A. J. Foyt was seriously injured today during the Norton Michigan 500-mile race when his car struck a wall. Fifty-five laps earlier, a fire had roared through four pit areas at Michigan International Speedway, injuring 14 persons and delaying the race for 1 hour 39 minutes.

Pancho Carter won the race, delayed six days because of rain last weekend, surviving an early spin out and a late charge by Tony Bettenhausen.

Foyt, 48, had to be cut out of his Coyote-Cosworth, the right side of which had been sheared off, with power tools.
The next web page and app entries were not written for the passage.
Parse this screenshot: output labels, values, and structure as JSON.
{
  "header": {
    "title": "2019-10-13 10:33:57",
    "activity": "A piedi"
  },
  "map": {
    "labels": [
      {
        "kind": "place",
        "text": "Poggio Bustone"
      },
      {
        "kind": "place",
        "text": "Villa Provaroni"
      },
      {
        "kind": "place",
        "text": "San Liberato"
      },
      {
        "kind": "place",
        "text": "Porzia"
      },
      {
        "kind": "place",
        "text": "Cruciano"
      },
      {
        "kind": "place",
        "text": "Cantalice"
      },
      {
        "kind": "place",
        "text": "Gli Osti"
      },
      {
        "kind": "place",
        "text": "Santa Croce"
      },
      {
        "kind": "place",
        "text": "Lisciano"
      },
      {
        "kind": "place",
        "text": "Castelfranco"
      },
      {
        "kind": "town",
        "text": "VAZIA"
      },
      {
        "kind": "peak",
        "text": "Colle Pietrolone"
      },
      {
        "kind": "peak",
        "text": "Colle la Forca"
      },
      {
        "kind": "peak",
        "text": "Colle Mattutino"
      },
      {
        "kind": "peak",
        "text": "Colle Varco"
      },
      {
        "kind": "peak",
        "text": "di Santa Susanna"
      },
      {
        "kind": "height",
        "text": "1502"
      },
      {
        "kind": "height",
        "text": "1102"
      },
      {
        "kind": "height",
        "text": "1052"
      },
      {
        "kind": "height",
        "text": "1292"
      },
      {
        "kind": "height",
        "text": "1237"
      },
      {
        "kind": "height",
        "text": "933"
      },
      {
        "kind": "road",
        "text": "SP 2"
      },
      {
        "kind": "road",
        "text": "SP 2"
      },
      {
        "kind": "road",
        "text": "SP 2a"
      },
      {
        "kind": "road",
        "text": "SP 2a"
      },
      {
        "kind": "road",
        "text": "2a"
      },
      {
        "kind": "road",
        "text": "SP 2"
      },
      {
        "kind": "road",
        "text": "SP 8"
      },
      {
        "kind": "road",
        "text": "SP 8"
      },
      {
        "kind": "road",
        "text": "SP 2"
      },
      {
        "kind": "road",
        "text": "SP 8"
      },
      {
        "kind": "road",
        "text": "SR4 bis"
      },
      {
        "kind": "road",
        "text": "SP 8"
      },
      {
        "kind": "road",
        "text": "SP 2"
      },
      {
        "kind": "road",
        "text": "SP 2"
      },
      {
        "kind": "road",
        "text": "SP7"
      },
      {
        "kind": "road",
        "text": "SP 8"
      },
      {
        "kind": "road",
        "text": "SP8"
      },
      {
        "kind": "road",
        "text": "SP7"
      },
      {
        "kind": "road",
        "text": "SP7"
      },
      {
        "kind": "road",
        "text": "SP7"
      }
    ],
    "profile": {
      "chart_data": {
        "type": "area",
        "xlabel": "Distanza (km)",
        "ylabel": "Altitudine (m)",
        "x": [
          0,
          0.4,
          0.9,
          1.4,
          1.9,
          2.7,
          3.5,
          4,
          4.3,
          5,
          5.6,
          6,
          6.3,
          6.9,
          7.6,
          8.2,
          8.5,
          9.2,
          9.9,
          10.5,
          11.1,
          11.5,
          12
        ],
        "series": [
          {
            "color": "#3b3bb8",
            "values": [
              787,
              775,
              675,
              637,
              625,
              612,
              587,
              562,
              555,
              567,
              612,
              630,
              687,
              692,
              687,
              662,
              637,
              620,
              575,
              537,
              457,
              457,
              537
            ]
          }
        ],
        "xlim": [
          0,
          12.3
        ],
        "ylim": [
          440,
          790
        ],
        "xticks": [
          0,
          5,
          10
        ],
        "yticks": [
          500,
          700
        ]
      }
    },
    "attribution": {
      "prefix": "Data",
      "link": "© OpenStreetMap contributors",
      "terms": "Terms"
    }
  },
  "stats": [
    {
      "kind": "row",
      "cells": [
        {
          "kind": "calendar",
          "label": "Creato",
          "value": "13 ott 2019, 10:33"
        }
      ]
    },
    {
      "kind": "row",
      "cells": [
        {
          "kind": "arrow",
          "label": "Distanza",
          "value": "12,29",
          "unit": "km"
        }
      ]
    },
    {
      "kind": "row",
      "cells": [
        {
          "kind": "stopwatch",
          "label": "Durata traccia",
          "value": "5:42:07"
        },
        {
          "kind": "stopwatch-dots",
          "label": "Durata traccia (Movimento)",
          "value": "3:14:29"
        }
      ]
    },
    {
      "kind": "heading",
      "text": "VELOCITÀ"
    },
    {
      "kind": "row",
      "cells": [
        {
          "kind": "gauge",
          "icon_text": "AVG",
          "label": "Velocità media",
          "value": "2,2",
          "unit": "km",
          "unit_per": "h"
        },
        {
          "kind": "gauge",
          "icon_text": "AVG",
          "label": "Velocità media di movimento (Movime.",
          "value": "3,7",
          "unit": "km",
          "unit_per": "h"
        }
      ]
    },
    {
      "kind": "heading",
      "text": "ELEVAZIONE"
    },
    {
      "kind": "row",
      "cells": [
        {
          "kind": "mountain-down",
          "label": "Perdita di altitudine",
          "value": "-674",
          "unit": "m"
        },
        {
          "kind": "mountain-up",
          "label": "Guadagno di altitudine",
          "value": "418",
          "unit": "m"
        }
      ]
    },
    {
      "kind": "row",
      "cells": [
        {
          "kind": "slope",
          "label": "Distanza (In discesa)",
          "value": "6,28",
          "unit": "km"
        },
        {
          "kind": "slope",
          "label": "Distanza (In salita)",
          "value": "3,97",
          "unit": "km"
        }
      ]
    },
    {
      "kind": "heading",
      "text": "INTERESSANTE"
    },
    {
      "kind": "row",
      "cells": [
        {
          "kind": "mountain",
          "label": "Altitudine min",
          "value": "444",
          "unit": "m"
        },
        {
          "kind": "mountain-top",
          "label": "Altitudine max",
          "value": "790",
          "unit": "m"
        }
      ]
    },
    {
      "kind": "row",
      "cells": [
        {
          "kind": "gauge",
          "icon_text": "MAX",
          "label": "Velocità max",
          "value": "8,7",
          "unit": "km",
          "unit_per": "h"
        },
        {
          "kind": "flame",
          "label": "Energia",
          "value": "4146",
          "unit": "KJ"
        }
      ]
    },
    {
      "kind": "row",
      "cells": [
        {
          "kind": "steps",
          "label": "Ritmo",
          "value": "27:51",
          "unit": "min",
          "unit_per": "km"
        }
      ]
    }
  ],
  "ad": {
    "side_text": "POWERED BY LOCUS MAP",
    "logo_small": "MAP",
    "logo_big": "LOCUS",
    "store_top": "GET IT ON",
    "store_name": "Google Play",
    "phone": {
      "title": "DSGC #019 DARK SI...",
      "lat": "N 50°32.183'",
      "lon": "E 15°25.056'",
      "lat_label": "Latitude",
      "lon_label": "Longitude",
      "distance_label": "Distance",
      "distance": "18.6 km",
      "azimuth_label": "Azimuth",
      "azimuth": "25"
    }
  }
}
The four-time Indianapolis 500 winner from Houston, regarded as America's premier race car driver, was taken to the track first-aid station for treatment, then was flown by helicopter to University of Michigan Hospital in Ann Arbor, about 30 miles away.

The hospital later reported him in fair condition after two hours of surgery on a compound fracture of his right arm and a puncture wound in his left leg. Track officials said he was knocked unconscious in the wreck but was regaining his senses as he was being placed into an ambulance.

Foyt was running 11th on lap 80 when he struck the wall on the second turn.

The fire started during refueling of the methanol alcohol-based mixture used for the Indy-style cars. The blaze was extinguished after about 20 minutes of frantic effort by firefighters. Two persons were hospitalized, one wtih severe burns and the other with a deep leg cut.

Of the 14 injured in the fire, 12 were treated for minor burns or smoke inhalation and released from the track's first aid station.

Graig Nelson, a member of driver Herm Johnson's crew, was taken to the University of Michigan Burn Center in Ann Arbor with first- and second-degree burns of the feet. Jay Signore, a member of the Roger Penske team crew, was cut on his left leg and was taken to Foote East Hospital in Jackson.

Race spokesman Mike Knight said the fire was ignited by the hot engine of Johnson's car about 2:40 p.m., on about the 27th lap of the race, as Johnson's car was being refueled. The race was under a yellow flag at the time because of an accident.

Johnson suffered minor facial burns and was released. His car was badly damaged and was removed from the race.

The blaze appeared to begin around the fuel hose coupler into Johnson's car. The crewman holding the hose dropped it and the hose burned off. One fuel tank ignited, spitting out a massive jet of flame for about three seconds until an automatic shut-off valve kicked in.

The fire spread to the neighboring pits of Dick Simon, Bobby Unser and Roger Rager as crew members scurried for safety.

Johnson was among those injured suffering minor facial burns.

Firefighting efforts initially were hampered because the methanol fuel burns without visible flame. Firefighters sprayed thick clouds of chemicals onto the cars and injured crew members as the blaze swept to equipment piled near the tanks. An air compressor near Johnson's tank exploded, sending about 100 people scattering and prompting gasps and screams from a crowd of about 60,000.

The race was red-flagged on the 30th lap and was restarted on that lap after the fire damage had been cleaned up. The cars ran four laps under the yellow flag to warm up their engines before being given the green flag to restart the race.

Carter's victory was protested by bettenhousen's crew, which contended the winner's car had been started illegally by pushing after a pit stop. But race stewards disallowed the protest. bettenhausen, the only driver on the 250th lap with carter, finished just 1.6 seconds behind. Only 11 of the 37 starters were running at the end.